Get a ride on a motorbike if you need to get down a long side street or want to weave through traffic (and sometimes pedestrians on sidewalks!). Motorbike Taxi drivers, wearing orange vests, are on many corners waiting for riders. Wear a safety helmet and negotiate the price before riding.
Tuk-Tuks are available around many of the tourist destinations. Agree on a price before getting in and tell the driver exactly where you want to go and “no stops.” Stops usually involve bringing you to shops where they get kickbacks or petrol coupons, or worse, various types of scams. Tuk-Tuks also leave you exposed to the heat and pollution in the city.
Bangkok doesn’t have a CityPass like Paris or New York. Entry to sights like the Grand Palace and Wat Pho have to be purchased individually. Be aware of scams, like a friendly, English-speaking man saying the Grand Palace is closed in an effort to get you to go someplace else, mainly a shop where he gets kickbacks.
Where to Stay
Bangkok has plenty of hotels in a range of budgets and loyalty programs for everyone. Check AwardMapper to see the numerous hotels you can earn or pay for with points. Many travelers choose to stay near Sukhumvit Road or in the Silom District because of the convenient access to the Skytrain and water taxis. I stayed on Soi 29, off of Sukhumvit Road, in between the Asoke and Phrom Phong BTS Skytrain stops.
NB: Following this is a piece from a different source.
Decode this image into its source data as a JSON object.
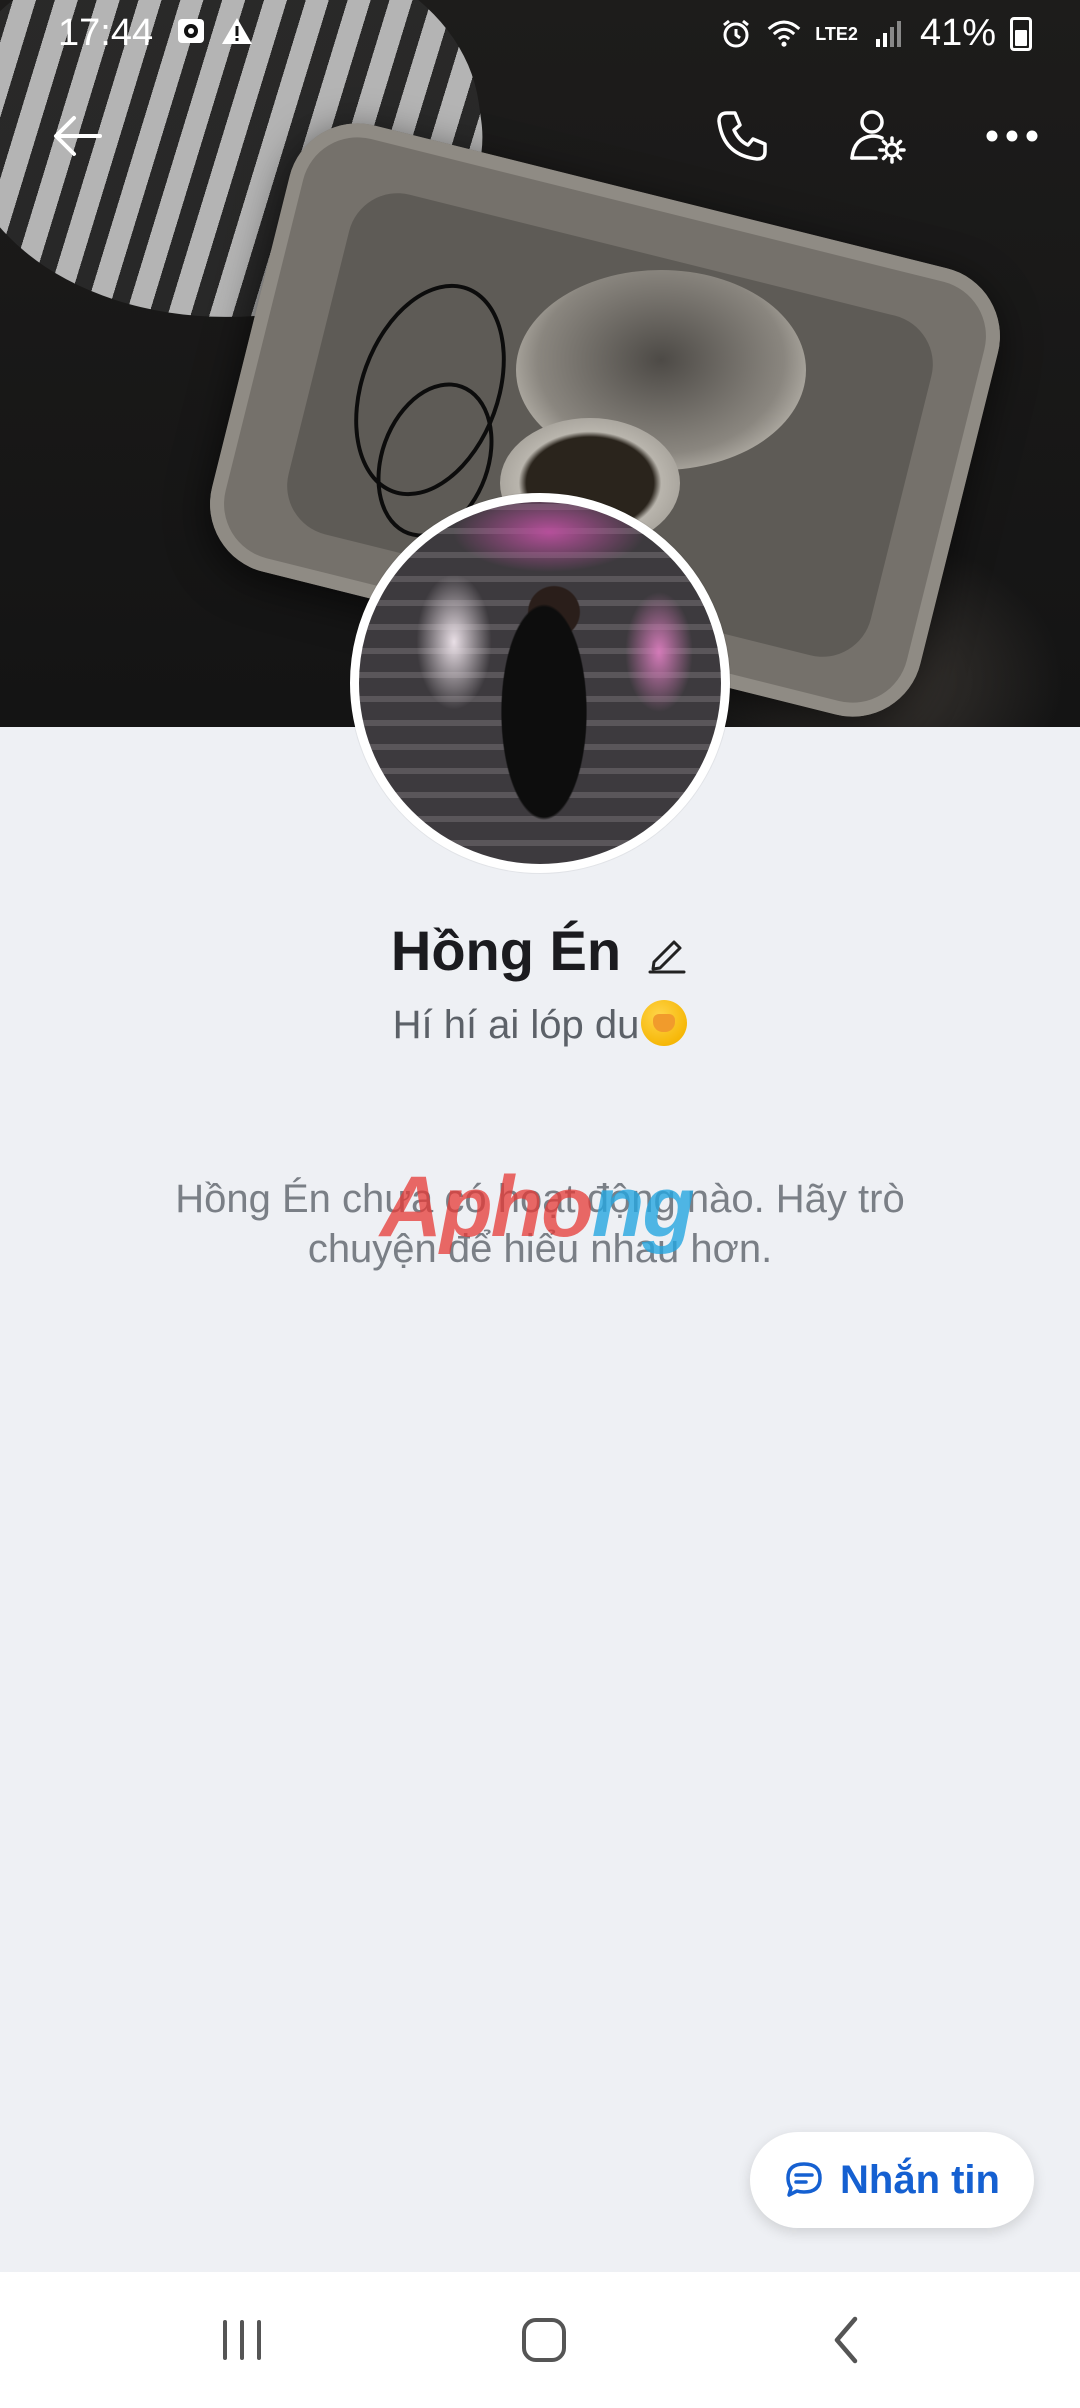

I would gladly spend a few extra dollars a night if it meant choosing to stay within walking distance to the BTS Skytrain or not.
What do you suggest for Bangkok First-Timers?
Liked this post? Please share it using the social media buttons below!
Sign up below for weekly blog updates and get information about destinations, miles and points, travel tips, and more delivered directly to your inbox!